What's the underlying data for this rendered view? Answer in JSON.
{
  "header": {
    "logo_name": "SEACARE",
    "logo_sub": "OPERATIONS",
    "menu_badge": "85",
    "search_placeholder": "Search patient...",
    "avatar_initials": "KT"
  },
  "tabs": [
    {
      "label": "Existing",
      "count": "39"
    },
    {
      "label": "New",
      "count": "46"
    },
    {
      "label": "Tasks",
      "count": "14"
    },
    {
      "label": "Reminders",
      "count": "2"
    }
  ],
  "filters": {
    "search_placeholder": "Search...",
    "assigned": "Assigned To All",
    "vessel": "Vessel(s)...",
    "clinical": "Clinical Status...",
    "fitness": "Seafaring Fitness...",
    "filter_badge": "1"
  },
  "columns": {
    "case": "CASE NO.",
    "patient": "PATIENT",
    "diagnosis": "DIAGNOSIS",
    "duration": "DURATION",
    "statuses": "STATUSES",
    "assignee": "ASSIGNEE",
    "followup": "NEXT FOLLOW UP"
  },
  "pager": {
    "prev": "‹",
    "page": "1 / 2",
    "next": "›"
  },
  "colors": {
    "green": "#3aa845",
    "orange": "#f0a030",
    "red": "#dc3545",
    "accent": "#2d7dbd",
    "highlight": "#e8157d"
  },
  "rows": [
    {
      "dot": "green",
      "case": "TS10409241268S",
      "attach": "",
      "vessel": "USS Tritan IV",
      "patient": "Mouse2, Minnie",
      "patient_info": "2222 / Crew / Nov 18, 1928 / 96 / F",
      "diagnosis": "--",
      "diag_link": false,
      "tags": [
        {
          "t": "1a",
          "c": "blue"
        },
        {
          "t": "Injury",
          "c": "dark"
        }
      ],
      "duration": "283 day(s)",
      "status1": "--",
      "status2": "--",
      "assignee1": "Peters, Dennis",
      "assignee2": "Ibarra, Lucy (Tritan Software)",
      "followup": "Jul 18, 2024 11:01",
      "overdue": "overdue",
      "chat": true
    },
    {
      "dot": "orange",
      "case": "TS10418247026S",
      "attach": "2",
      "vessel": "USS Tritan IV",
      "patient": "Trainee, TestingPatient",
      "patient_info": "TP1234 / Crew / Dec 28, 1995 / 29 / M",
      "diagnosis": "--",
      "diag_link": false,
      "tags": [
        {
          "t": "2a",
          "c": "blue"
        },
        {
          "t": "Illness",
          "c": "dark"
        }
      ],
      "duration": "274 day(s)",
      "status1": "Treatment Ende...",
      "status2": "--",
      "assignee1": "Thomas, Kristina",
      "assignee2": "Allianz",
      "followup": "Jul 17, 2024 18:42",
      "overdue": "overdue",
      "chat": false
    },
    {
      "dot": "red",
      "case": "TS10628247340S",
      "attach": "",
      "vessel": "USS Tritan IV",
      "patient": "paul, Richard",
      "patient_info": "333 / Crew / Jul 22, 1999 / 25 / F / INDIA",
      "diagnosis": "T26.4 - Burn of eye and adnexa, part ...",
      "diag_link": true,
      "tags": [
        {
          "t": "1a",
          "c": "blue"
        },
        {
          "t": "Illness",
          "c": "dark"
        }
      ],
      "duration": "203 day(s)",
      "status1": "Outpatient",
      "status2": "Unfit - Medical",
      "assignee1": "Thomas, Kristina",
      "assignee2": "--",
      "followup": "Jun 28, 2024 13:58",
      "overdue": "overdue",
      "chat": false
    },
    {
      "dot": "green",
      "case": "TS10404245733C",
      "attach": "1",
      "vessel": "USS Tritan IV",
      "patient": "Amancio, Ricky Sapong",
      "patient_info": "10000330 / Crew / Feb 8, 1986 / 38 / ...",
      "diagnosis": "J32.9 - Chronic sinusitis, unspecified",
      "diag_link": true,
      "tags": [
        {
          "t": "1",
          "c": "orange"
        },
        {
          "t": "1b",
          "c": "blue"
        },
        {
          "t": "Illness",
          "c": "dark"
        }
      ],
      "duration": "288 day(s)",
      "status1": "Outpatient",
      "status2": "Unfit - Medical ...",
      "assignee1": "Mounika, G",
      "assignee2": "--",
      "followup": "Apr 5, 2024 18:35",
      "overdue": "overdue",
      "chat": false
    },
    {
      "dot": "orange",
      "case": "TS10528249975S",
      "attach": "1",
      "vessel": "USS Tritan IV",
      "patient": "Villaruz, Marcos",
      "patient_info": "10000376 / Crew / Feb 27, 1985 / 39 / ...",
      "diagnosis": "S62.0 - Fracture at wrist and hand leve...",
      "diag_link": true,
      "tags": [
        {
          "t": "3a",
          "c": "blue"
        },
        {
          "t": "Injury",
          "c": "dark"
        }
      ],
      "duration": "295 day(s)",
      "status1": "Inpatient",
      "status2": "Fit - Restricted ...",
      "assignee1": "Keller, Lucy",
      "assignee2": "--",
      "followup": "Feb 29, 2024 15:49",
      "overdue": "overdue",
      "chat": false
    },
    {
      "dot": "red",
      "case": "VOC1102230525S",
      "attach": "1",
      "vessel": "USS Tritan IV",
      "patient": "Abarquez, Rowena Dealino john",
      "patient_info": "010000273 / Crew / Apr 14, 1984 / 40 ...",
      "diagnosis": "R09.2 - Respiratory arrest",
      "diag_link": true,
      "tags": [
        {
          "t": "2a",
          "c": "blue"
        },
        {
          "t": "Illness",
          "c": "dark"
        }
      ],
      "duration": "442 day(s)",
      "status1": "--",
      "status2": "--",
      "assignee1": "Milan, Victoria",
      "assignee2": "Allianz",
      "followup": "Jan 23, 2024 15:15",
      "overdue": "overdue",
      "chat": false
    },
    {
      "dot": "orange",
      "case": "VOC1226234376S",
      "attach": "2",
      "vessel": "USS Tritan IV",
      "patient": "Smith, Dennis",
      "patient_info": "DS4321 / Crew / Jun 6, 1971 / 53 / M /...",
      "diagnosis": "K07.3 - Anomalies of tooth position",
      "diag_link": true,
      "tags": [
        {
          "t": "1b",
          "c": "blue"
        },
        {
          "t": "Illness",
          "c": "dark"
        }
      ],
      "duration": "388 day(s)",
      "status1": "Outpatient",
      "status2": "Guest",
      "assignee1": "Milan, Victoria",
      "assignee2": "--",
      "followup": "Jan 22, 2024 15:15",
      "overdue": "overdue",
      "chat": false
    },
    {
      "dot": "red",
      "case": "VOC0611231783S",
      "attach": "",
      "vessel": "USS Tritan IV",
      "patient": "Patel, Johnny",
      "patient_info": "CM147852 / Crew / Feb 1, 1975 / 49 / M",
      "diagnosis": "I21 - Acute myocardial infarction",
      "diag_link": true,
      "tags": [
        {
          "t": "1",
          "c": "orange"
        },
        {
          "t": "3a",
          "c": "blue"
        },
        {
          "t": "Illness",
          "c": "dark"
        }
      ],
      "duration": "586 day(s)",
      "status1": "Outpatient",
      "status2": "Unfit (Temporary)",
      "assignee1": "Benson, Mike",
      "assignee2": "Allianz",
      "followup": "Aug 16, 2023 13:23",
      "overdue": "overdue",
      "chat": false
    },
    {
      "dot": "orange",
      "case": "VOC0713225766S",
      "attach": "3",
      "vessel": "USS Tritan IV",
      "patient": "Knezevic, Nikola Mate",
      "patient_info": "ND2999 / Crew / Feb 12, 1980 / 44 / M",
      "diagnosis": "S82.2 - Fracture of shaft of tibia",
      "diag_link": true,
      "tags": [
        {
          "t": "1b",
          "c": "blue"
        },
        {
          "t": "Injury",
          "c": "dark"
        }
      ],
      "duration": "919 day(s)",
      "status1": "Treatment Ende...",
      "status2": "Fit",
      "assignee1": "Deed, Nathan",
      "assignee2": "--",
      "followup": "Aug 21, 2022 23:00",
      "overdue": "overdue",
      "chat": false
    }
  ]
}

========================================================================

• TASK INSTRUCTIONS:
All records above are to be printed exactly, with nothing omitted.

• EXERCISE RESPONSE:
What's the underlying data for this rendered view? Answer in JSON.
{
  "header": {
    "logo_name": "SEACARE",
    "logo_sub": "OPERATIONS",
    "menu_badge": "85",
    "search_placeholder": "Search patient...",
    "avatar_initials": "KT"
  },
  "tabs": [
    {
      "label": "Existing",
      "count": "39"
    },
    {
      "label": "New",
      "count": "46"
    },
    {
      "label": "Tasks",
      "count": "14"
    },
    {
      "label": "Reminders",
      "count": "2"
    }
  ],
  "filters": {
    "search_placeholder": "Search...",
    "assigned": "Assigned To All",
    "vessel": "Vessel(s)...",
    "clinical": "Clinical Status...",
    "fitness": "Seafaring Fitness...",
    "filter_badge": "1"
  },
  "columns": {
    "case": "CASE NO.",
    "patient": "PATIENT",
    "diagnosis": "DIAGNOSIS",
    "duration": "DURATION",
    "statuses": "STATUSES",
    "assignee": "ASSIGNEE",
    "followup": "NEXT FOLLOW UP"
  },
  "pager": {
    "prev": "‹",
    "page": "1 / 2",
    "next": "›"
  },
  "colors": {
    "green": "#3aa845",
    "orange": "#f0a030",
    "red": "#dc3545",
    "accent": "#2d7dbd",
    "highlight": "#e8157d"
  },
  "rows": [
    {
      "dot": "green",
      "case": "TS10409241268S",
      "attach": "",
      "vessel": "USS Tritan IV",
      "patient": "Mouse2, Minnie",
      "patient_info": "2222 / Crew / Nov 18, 1928 / 96 / F",
      "diagnosis": "--",
      "diag_link": false,
      "tags": [
        {
          "t": "1a",
          "c": "blue"
        },
        {
          "t": "Injury",
          "c": "dark"
        }
      ],
      "duration": "283 day(s)",
      "status1": "--",
      "status2": "--",
      "assignee1": "Peters, Dennis",
      "assignee2": "Ibarra, Lucy (Tritan Software)",
      "followup": "Jul 18, 2024 11:01",
      "overdue": "overdue",
      "chat": true
    },
    {
      "dot": "orange",
      "case": "TS10418247026S",
      "attach": "2",
      "vessel": "USS Tritan IV",
      "patient": "Trainee, TestingPatient",
      "patient_info": "TP1234 / Crew / Dec 28, 1995 / 29 / M",
      "diagnosis": "--",
      "diag_link": false,
      "tags": [
        {
          "t": "2a",
          "c": "blue"
        },
        {
          "t": "Illness",
          "c": "dark"
        }
      ],
      "duration": "274 day(s)",
      "status1": "Treatment Ende...",
      "status2": "--",
      "assignee1": "Thomas, Kristina",
      "assignee2": "Allianz",
      "followup": "Jul 17, 2024 18:42",
      "overdue": "overdue",
      "chat": false
    },
    {
      "dot": "red",
      "case": "TS10628247340S",
      "attach": "",
      "vessel": "USS Tritan IV",
      "patient": "paul, Richard",
      "patient_info": "333 / Crew / Jul 22, 1999 / 25 / F / INDIA",
      "diagnosis": "T26.4 - Burn of eye and adnexa, part ...",
      "diag_link": true,
      "tags": [
        {
          "t": "1a",
          "c": "blue"
        },
        {
          "t": "Illness",
          "c": "dark"
        }
      ],
      "duration": "203 day(s)",
      "status1": "Outpatient",
      "status2": "Unfit - Medical",
      "assignee1": "Thomas, Kristina",
      "assignee2": "--",
      "followup": "Jun 28, 2024 13:58",
      "overdue": "overdue",
      "chat": false
    },
    {
      "dot": "green",
      "case": "TS10404245733C",
      "attach": "1",
      "vessel": "USS Tritan IV",
      "patient": "Amancio, Ricky Sapong",
      "patient_info": "10000330 / Crew / Feb 8, 1986 / 38 / ...",
      "diagnosis": "J32.9 - Chronic sinusitis, unspecified",
      "diag_link": true,
      "tags": [
        {
          "t": "1",
          "c": "orange"
        },
        {
          "t": "1b",
          "c": "blue"
        },
        {
          "t": "Illness",
          "c": "dark"
        }
      ],
      "duration": "288 day(s)",
      "status1": "Outpatient",
      "status2": "Unfit - Medical ...",
      "assignee1": "Mounika, G",
      "assignee2": "--",
      "followup": "Apr 5, 2024 18:35",
      "overdue": "overdue",
      "chat": false
    },
    {
      "dot": "orange",
      "case": "TS10528249975S",
      "attach": "1",
      "vessel": "USS Tritan IV",
      "patient": "Villaruz, Marcos",
      "patient_info": "10000376 / Crew / Feb 27, 1985 / 39 / ...",
      "diagnosis": "S62.0 - Fracture at wrist and hand leve...",
      "diag_link": true,
      "tags": [
        {
          "t": "3a",
          "c": "blue"
        },
        {
          "t": "Injury",
          "c": "dark"
        }
      ],
      "duration": "295 day(s)",
      "status1": "Inpatient",
      "status2": "Fit - Restricted ...",
      "assignee1": "Keller, Lucy",
      "assignee2": "--",
      "followup": "Feb 29, 2024 15:49",
      "overdue": "overdue",
      "chat": false
    },
    {
      "dot": "red",
      "case": "VOC1102230525S",
      "attach": "1",
      "vessel": "USS Tritan IV",
      "patient": "Abarquez, Rowena Dealino john",
      "patient_info": "010000273 / Crew / Apr 14, 1984 / 40 ...",
      "diagnosis": "R09.2 - Respiratory arrest",
      "diag_link": true,
      "tags": [
        {
          "t": "2a",
          "c": "blue"
        },
        {
          "t": "Illness",
          "c": "dark"
        }
      ],
      "duration": "442 day(s)",
      "status1": "--",
      "status2": "--",
      "assignee1": "Milan, Victoria",
      "assignee2": "Allianz",
      "followup": "Jan 23, 2024 15:15",
      "overdue": "overdue",
      "chat": false
    },
    {
      "dot": "orange",
      "case": "VOC1226234376S",
      "attach": "2",
      "vessel": "USS Tritan IV",
      "patient": "Smith, Dennis",
      "patient_info": "DS4321 / Crew / Jun 6, 1971 / 53 / M /...",
      "diagnosis": "K07.3 - Anomalies of tooth position",
      "diag_link": true,
      "tags": [
        {
          "t": "1b",
          "c": "blue"
        },
        {
          "t": "Illness",
          "c": "dark"
        }
      ],
      "duration": "388 day(s)",
      "status1": "Outpatient",
      "status2": "Guest",
      "assignee1": "Milan, Victoria",
      "assignee2": "--",
      "followup": "Jan 22, 2024 15:15",
      "overdue": "overdue",
      "chat": false
    },
    {
      "dot": "red",
      "case": "VOC0611231783S",
      "attach": "",
      "vessel": "USS Tritan IV",
      "patient": "Patel, Johnny",
      "patient_info": "CM147852 / Crew / Feb 1, 1975 / 49 / M",
      "diagnosis": "I21 - Acute myocardial infarction",
      "diag_link": true,
      "tags": [
        {
          "t": "1",
          "c": "orange"
        },
        {
          "t": "3a",
          "c": "blue"
        },
        {
          "t": "Illness",
          "c": "dark"
        }
      ],
      "duration": "586 day(s)",
      "status1": "Outpatient",
      "status2": "Unfit (Temporary)",
      "assignee1": "Benson, Mike",
      "assignee2": "Allianz",
      "followup": "Aug 16, 2023 13:23",
      "overdue": "overdue",
      "chat": false
    },
    {
      "dot": "orange",
      "case": "VOC0713225766S",
      "attach": "3",
      "vessel": "USS Tritan IV",
      "patient": "Knezevic, Nikola Mate",
      "patient_info": "ND2999 / Crew / Feb 12, 1980 / 44 / M",
      "diagnosis": "S82.2 - Fracture of shaft of tibia",
      "diag_link": true,
      "tags": [
        {
          "t": "1b",
          "c": "blue"
        },
        {
          "t": "Injury",
          "c": "dark"
        }
      ],
      "duration": "919 day(s)",
      "status1": "Treatment Ende...",
      "status2": "Fit",
      "assignee1": "Deed, Nathan",
      "assignee2": "--",
      "followup": "Aug 21, 2022 23:00",
      "overdue": "overdue",
      "chat": false
    }
  ]
}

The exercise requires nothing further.